Male Critics, Don’t Slam ‘For Colored Girls’ Because You Don’t Get It

Most male reviewers just didn’t understand women’s films, good literature, great performances and a great story

I've seen many trailers in my life, none I remembered capturing my interest as much as the trailer for; "For Colored Girls."

I watched  this trailer at the Lionsgate office at the American Film market. I must have asked the person at Lionsgate to put it on at least three times while waiting for my meeting. If I had not watched this trailer, I would have gone by the negative reviews in most of the trades and entertainment magazines and not seen the film. So when I had a free moment, I jumped to the 3rd St. Promenade and sat with eight people, three of whom  had read the poems/book the movie was based on.

The movie, you guessed it, is about women of color, but each of the women portrayed one of the characters represented in the collection of 20 poems, revealing different issues that impact women … And when you sit down, you are in for deep but emotional chick flick. It's not meant for a male audience.

Of course, most of the reviewers were men — and they gave it negative reviews. It was interesting that on Rotten Tomatoes, the reviewers voted 33% in favor of the film, where the audience gave it a 73%. Why? Simply put, all eight of us in the theater said, "It's too deep for simplistic minds."

You can't blame color, race, body types. You can point the finger at most of the male reviewers who don't understand women's films, good literature, great performances and a great story. (Again, men watching chick flicks: ughhh. Please hire more chick reviewers.)

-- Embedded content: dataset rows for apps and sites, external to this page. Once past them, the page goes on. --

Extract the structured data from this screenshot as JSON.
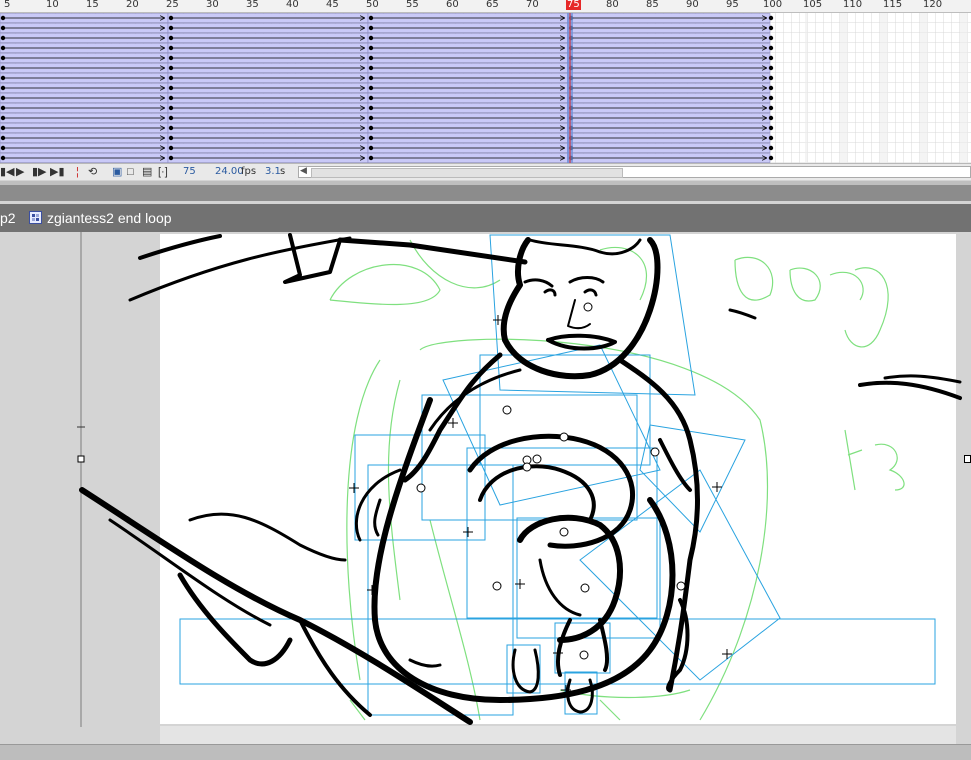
{
  "timeline": {
    "ruler_labels": [
      "5",
      "10",
      "15",
      "20",
      "25",
      "30",
      "35",
      "40",
      "45",
      "50",
      "55",
      "60",
      "65",
      "70",
      "75",
      "80",
      "85",
      "90",
      "95",
      "100",
      "105",
      "110",
      "115",
      "120"
    ],
    "current_frame": "75",
    "fps": "24.00",
    "fps_unit": "fps",
    "elapsed": "3.1",
    "elapsed_unit": "s",
    "colors": {
      "tween_fill": "#c9c9f7",
      "playhead": "#e62828",
      "readout": "#2a5aa0"
    }
  },
  "controls": {
    "rewind_icon": "step-to-start-icon",
    "play_icon": "play-icon",
    "step_forward_icon": "step-forward-icon",
    "to_end_icon": "step-to-end-icon",
    "center_frame_icon": "center-frame-icon",
    "loop_icon": "loop-icon",
    "onion_icon": "onion-skin-icon",
    "onion_outline_icon": "onion-outline-icon",
    "edit_multiple_icon": "edit-multiple-frames-icon",
    "modify_markers_icon": "modify-onion-markers-icon"
  },
  "breadcrumb": {
    "previous": "p2",
    "current": "zgiantess2 end loop",
    "current_icon": "movieclip-symbol-icon"
  },
  "stage": {
    "background": "#ffffff",
    "onion_color": "#7fe07f",
    "selection_color": "#2aa3e0"
  }
}
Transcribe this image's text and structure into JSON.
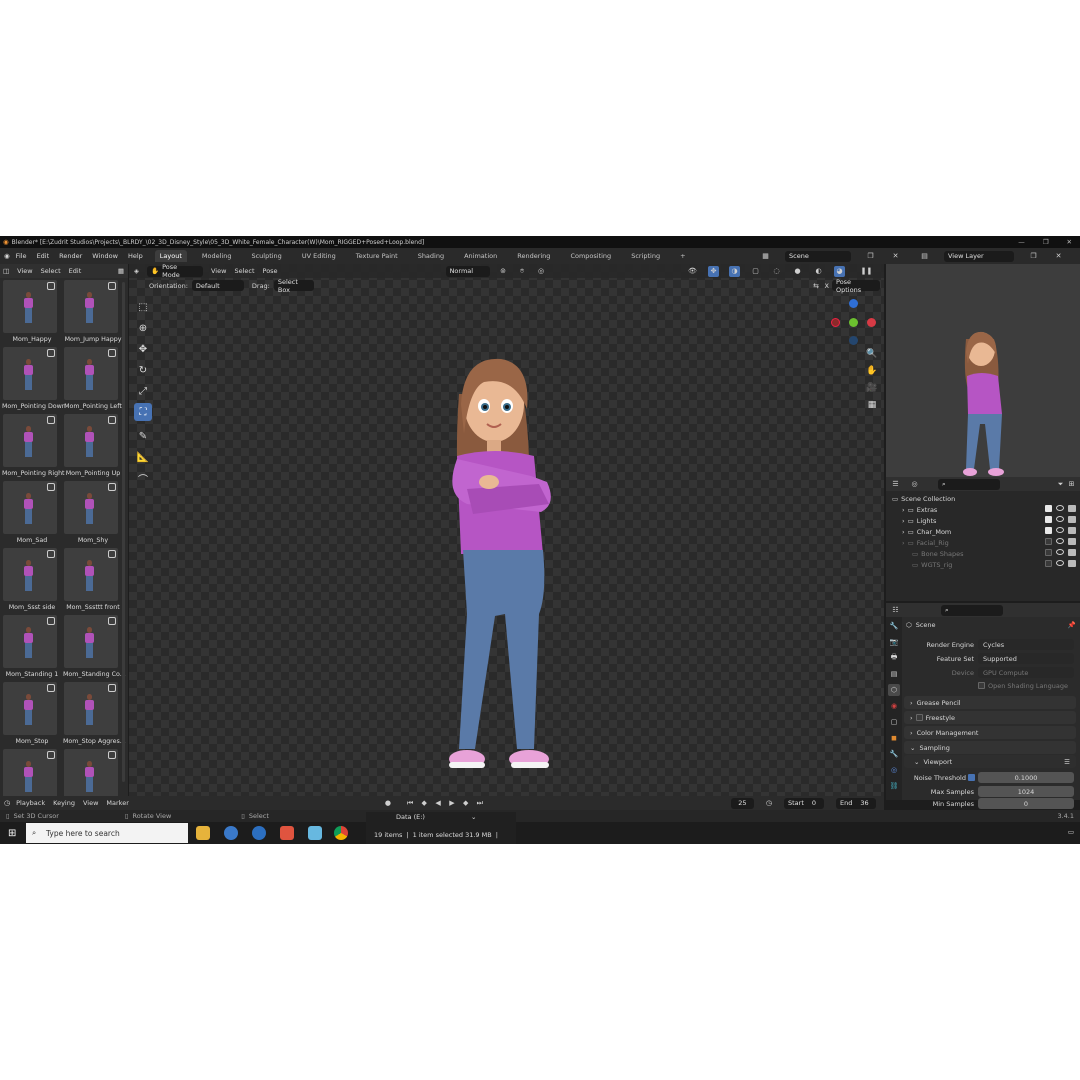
{
  "window": {
    "title": "Blender* [E:\\Zudrit Studios\\Projects\\_BLRDY_\\02_3D_Disney_Style\\05_3D_White_Female_Character(W)\\Mom_RIGGED+Posed+Loop.blend]"
  },
  "menu": {
    "items": [
      "File",
      "Edit",
      "Render",
      "Window",
      "Help"
    ]
  },
  "workspaces": [
    "Layout",
    "Modeling",
    "Sculpting",
    "UV Editing",
    "Texture Paint",
    "Shading",
    "Animation",
    "Rendering",
    "Compositing",
    "Scripting",
    "+"
  ],
  "top_right": {
    "scene": "Scene",
    "view_layer": "View Layer"
  },
  "asset_browser": {
    "menus": [
      "View",
      "Select",
      "Edit"
    ],
    "assets": [
      "Mom_Happy",
      "Mom_Jump Happy",
      "Mom_Pointing Down",
      "Mom_Pointing Left",
      "Mom_Pointing Right",
      "Mom_Pointing Up",
      "Mom_Sad",
      "Mom_Shy",
      "Mom_Ssst side",
      "Mom_Sssttt front",
      "Mom_Standing 1",
      "Mom_Standing Co...",
      "Mom_Stop",
      "Mom_Stop Aggres...",
      "",
      ""
    ]
  },
  "viewport": {
    "mode": "Pose Mode",
    "menus": [
      "View",
      "Select",
      "Pose"
    ],
    "orientation_label": "Orientation:",
    "orientation": "Default",
    "drag_label": "Drag:",
    "drag": "Select Box",
    "transform": "Normal",
    "pose_options": "Pose Options",
    "x_label": "X"
  },
  "outliner": {
    "items": [
      {
        "label": "Scene Collection",
        "indent": 0,
        "visible": true
      },
      {
        "label": "Extras",
        "indent": 1,
        "visible": true
      },
      {
        "label": "Lights",
        "indent": 1,
        "visible": true
      },
      {
        "label": "Char_Mom",
        "indent": 1,
        "visible": true
      },
      {
        "label": "Facial_Rig",
        "indent": 1,
        "visible": false
      },
      {
        "label": "Bone Shapes",
        "indent": 2,
        "visible": false
      },
      {
        "label": "WGTS_rig",
        "indent": 2,
        "visible": false
      }
    ]
  },
  "properties": {
    "context": "Scene",
    "render_engine_label": "Render Engine",
    "render_engine": "Cycles",
    "feature_set_label": "Feature Set",
    "feature_set": "Supported",
    "device_label": "Device",
    "device": "GPU Compute",
    "osl_label": "Open Shading Language",
    "panels": [
      "Grease Pencil",
      "Freestyle",
      "Color Management",
      "Sampling",
      "Viewport"
    ],
    "noise_threshold_label": "Noise Threshold",
    "noise_threshold": "0.1000",
    "max_samples_label": "Max Samples",
    "max_samples": "1024",
    "min_samples_label": "Min Samples",
    "min_samples": "0"
  },
  "timeline": {
    "menus": [
      "Playback",
      "Keying",
      "View",
      "Marker"
    ],
    "current_frame": "25",
    "start_label": "Start",
    "start": "0",
    "end_label": "End",
    "end": "36"
  },
  "statusbar": {
    "left1": "Set 3D Cursor",
    "left2": "Rotate View",
    "left3": "Select",
    "version": "3.4.1"
  },
  "taskbar": {
    "search_placeholder": "Type here to search",
    "explorer_title": "Data (E:)",
    "explorer_items": "19 items",
    "explorer_selected": "1 item selected  31.9 MB"
  },
  "colors": {
    "accent": "#4772b3",
    "top": "#b655c4",
    "jeans": "#5a7aa8",
    "hair": "#8a5a3e",
    "skin": "#e9b894",
    "shoes": "#e8a2d8"
  }
}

Now, I agree with some of the reviewers in that the weakest link in the film were the men. But this isn't enough of an issue to give the whole movie just two stars. (The leads, were women)

Tyler Perry knows his way around a film. He adapted this for the big screen — and, man, did he make a statement. All of these brilliant actresses really gave stellar performances. No this isn't an easy movie, there is abortion, religion, death, rape, physical abuse, sex and HIV — but all it comes together poetically.

So if the reviewers look at the movie as it stands, it's true brilliance — don't slam it because this isn't a movie for you or you simply don't get it. This is good stuff. Open your eyes. Go see it for yourself, because in the end, the movie makes a positive statement and I for one was left with a smile on my face.

Julie Kroll represents domestic and international distributors who acquire theatrical, DVD and television rights and who also engage in production. She also is an executive producer on "Vamps."